Among the entries, how many lines hold the word "icon"? Respond with that number only.

☆ ☆ ☆ ☆ ☆ ☆ ☆

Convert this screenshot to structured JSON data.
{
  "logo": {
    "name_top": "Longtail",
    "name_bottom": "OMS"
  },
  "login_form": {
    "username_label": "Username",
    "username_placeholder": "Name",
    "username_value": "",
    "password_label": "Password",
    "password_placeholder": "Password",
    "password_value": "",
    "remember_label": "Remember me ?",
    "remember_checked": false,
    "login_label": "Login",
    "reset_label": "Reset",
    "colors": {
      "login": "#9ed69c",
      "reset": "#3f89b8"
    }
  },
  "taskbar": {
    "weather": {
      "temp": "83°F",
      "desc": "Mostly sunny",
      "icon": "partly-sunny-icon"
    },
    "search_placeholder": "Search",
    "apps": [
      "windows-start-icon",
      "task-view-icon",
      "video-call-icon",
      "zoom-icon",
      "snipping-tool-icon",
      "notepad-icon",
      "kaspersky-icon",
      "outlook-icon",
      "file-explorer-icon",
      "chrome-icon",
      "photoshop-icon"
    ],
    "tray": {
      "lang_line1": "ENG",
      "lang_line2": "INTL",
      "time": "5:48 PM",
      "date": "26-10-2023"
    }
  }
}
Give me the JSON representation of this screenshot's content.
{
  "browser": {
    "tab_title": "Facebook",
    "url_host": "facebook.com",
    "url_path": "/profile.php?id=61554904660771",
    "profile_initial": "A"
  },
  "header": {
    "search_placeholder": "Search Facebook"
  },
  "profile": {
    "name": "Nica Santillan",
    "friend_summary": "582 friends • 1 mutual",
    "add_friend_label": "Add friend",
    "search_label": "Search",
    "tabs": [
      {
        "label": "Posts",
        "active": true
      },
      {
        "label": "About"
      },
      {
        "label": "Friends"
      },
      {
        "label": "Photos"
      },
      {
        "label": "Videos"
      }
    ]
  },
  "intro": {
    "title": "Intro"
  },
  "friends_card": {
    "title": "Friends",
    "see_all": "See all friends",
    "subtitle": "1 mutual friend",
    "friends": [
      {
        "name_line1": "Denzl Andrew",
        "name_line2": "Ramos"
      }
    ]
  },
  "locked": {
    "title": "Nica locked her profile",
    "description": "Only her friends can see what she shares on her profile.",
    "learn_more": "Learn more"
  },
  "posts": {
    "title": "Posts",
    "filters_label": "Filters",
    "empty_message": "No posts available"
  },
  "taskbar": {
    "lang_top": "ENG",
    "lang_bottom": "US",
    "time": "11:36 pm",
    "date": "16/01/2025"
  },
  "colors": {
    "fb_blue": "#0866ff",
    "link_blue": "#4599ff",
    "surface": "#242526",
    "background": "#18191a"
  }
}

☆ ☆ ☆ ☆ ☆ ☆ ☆

• _Exercise solution_
12